I do not have a Kindle.
Please, someone who does, read it and give a good (thorough) review.
This could be a very good thing for new entrants to the craft. I agree that it would be nice to have the printed text in hand. That not being real practical, I think we will agree that substance is more important than form.
Educate so there will be more of us.

The medium for delivery in todays environment is really very good as the younger people have good access to the info , i just thought it rather masochistic that a hands on craft gets instructions from the other end of the graphics yard ! I saw a copy of the british printing society a while ago and although gracefully upholding the value in history of letterpress it is produced on a digital press .
Having worked in letterpress and producing manuals for all sorts of purpose in my past i dont see letterpress as unable to produce a booklet how to do , the heidelberg hints manuals are all produced on cylinders ,well were, and we didnt have photopolymer plates to make it easier .

I do not know who Dave Huges is, or his qualifications (sorry, Dave), but I certainly do not see anything wrong with utilizing the available possibilities of internet media to publish his book. I’ve have the same intention for my monograph Printing digital type on the hand-operated cylinder press which I announced about a year ago. I am just to lazy and misdirected to finalize it. When this first came out in 1998 it was criticized not only for what it was about (photopolymer plates for god sakes) but for the fact that it was laser printed (the first to the trade actually) rather than letterpress printed. It has since been credited as having a significant influence in regard to the current letterpress revival. Yeah, this one.

For folks here on this internet discussion list to complain about the lack of physical substance is a bit ridiculous. Type a letter on your typewriter if you want physicality, and send a copy to each and everyone of us on this list. And we will get back to you, well, maybe not, it cost 45 cents to send a letter and most of us no longer have typewriters. Do you get this?


Gerald, Dave Hughes runs a websight about linotypes and hot metal, seems funny that someone who is trying to save linotypes publishes a book this way, i think Peter is just kidding Dave.

Thanks all for your interest in the project and comments.

As I mentioned, the book is aimed at the person who is considering taking up letterpress printing at home.

To that end, I have kept the price of the book low, given a broad overview of the various techniques, and pointed the reader in the direction of further help and advice.

Photo polymer is covered, as is deep impression printing. Both, I guess, controversial in certain quarters.

I was first trained in letterpress in the 1970s, when it was (just) current, and have kept an interest in the subject ever since.

As mentioned, I do run the “Metal Type” website.

A non-Kindle version is available now at Smashwords:

Just a quick note on this, in the US we call it packing not padding. Is that a UK usage?

I’ve used both padding and packing to describe the covering of the platen. It was unintentional, I guess they are both valid. Both words are used here in the UK in general usage.

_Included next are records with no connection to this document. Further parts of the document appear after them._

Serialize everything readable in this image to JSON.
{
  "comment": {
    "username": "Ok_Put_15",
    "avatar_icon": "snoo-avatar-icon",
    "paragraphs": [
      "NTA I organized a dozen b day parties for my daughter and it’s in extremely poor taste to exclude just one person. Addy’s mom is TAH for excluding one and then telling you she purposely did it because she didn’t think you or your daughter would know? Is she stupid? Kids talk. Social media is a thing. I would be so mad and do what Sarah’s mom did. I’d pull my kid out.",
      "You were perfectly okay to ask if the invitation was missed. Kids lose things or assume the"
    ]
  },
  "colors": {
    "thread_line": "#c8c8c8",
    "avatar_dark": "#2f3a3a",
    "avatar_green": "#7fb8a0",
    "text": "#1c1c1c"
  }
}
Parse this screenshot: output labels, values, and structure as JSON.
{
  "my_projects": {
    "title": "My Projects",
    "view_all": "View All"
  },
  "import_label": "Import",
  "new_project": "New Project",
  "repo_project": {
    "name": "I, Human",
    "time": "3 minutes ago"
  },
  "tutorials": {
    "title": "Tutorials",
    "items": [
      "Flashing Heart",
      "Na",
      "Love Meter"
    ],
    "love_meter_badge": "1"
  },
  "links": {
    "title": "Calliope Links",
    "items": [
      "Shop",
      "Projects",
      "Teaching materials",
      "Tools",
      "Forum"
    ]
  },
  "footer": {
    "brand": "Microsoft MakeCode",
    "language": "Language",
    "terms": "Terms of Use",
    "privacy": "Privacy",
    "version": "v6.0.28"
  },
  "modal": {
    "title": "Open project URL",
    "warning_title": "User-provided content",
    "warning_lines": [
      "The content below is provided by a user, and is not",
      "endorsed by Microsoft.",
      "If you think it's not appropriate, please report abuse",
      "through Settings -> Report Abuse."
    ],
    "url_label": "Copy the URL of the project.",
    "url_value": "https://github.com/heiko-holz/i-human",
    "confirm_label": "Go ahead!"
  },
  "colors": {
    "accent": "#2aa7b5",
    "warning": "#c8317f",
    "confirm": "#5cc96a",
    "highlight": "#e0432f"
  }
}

The word padding is used in my c1975 Adana 8X5 instruction manual. So I guess, I may have (unintentionally) used versions from both sides of the Atlantic.

Gerald: I live for ( well, sort of) your replies on here. Keep up the good work!

I forgot the point i was going to make and it has come to me again .
If you produce a booklet for the folks of a forum like this it would be of course useful and everything else of great good . Would printing it utilising the very process you can also include in it in the best form of errors that can be seen in the flesh as it were . an example of poor underlay is best shown in its original state along with the progression to correcting it all in physical form . example of slur is best seen on a sheet that is slurred .. Thats where i was going ..